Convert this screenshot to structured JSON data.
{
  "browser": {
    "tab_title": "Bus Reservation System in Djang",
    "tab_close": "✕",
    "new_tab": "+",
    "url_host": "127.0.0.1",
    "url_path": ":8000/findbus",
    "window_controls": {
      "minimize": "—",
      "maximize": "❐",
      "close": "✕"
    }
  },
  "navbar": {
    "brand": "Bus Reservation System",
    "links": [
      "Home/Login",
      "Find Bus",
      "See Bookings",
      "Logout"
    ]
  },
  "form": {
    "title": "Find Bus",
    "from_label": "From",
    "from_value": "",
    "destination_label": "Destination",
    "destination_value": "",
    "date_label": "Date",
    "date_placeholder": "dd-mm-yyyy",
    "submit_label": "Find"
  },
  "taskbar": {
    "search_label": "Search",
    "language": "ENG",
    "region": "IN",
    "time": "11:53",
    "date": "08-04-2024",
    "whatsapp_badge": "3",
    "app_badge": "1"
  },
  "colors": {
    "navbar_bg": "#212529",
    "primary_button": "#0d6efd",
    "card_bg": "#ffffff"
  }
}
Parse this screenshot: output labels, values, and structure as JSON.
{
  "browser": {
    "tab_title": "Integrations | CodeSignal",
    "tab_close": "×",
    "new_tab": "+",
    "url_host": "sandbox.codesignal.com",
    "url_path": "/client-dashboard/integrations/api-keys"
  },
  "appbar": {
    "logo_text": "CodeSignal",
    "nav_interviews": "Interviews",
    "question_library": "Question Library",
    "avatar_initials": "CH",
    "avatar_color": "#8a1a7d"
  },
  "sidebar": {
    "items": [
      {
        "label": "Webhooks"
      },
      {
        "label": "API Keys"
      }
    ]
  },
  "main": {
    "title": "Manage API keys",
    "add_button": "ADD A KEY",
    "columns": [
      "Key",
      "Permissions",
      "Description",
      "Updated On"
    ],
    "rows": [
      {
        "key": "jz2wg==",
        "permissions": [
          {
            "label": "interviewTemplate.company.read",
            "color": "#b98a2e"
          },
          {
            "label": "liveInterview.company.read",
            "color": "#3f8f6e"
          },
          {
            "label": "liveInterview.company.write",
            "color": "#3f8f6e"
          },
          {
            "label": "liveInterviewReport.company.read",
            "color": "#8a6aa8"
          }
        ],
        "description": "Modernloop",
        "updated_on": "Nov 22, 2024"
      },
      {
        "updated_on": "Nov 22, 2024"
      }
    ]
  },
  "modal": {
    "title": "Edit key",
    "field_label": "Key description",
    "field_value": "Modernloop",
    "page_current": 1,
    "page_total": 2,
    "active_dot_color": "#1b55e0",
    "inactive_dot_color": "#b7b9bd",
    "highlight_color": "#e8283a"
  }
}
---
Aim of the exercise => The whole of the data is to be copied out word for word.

Task output =>
Convert this screenshot to structured JSON data.
{
  "browser": {
    "tab_title": "Bus Reservation System in Djang",
    "tab_close": "✕",
    "new_tab": "+",
    "url_host": "127.0.0.1",
    "url_path": ":8000/findbus",
    "window_controls": {
      "minimize": "—",
      "maximize": "❐",
      "close": "✕"
    }
  },
  "navbar": {
    "brand": "Bus Reservation System",
    "links": [
      "Home/Login",
      "Find Bus",
      "See Bookings",
      "Logout"
    ]
  },
  "form": {
    "title": "Find Bus",
    "from_label": "From",
    "from_value": "",
    "destination_label": "Destination",
    "destination_value": "",
    "date_label": "Date",
    "date_placeholder": "dd-mm-yyyy",
    "submit_label": "Find"
  },
  "taskbar": {
    "search_label": "Search",
    "language": "ENG",
    "region": "IN",
    "time": "11:53",
    "date": "08-04-2024",
    "whatsapp_badge": "3",
    "app_badge": "1"
  },
  "colors": {
    "navbar_bg": "#212529",
    "primary_button": "#0d6efd",
    "card_bg": "#ffffff"
  }
}
Parse this screenshot: output labels, values, and structure as JSON.
{
  "browser": {
    "tab_title": "Integrations | CodeSignal",
    "tab_close": "×",
    "new_tab": "+",
    "url_host": "sandbox.codesignal.com",
    "url_path": "/client-dashboard/integrations/api-keys"
  },
  "appbar": {
    "logo_text": "CodeSignal",
    "nav_interviews": "Interviews",
    "question_library": "Question Library",
    "avatar_initials": "CH",
    "avatar_color": "#8a1a7d"
  },
  "sidebar": {
    "items": [
      {
        "label": "Webhooks"
      },
      {
        "label": "API Keys"
      }
    ]
  },
  "main": {
    "title": "Manage API keys",
    "add_button": "ADD A KEY",
    "columns": [
      "Key",
      "Permissions",
      "Description",
      "Updated On"
    ],
    "rows": [
      {
        "key": "jz2wg==",
        "permissions": [
          {
            "label": "interviewTemplate.company.read",
            "color": "#b98a2e"
          },
          {
            "label": "liveInterview.company.read",
            "color": "#3f8f6e"
          },
          {
            "label": "liveInterview.company.write",
            "color": "#3f8f6e"
          },
          {
            "label": "liveInterviewReport.company.read",
            "color": "#8a6aa8"
          }
        ],
        "description": "Modernloop",
        "updated_on": "Nov 22, 2024"
      },
      {
        "updated_on": "Nov 22, 2024"
      }
    ]
  },
  "modal": {
    "title": "Edit key",
    "field_label": "Key description",
    "field_value": "Modernloop",
    "page_current": 1,
    "page_total": 2,
    "active_dot_color": "#1b55e0",
    "inactive_dot_color": "#b7b9bd",
    "highlight_color": "#e8283a"
  }
}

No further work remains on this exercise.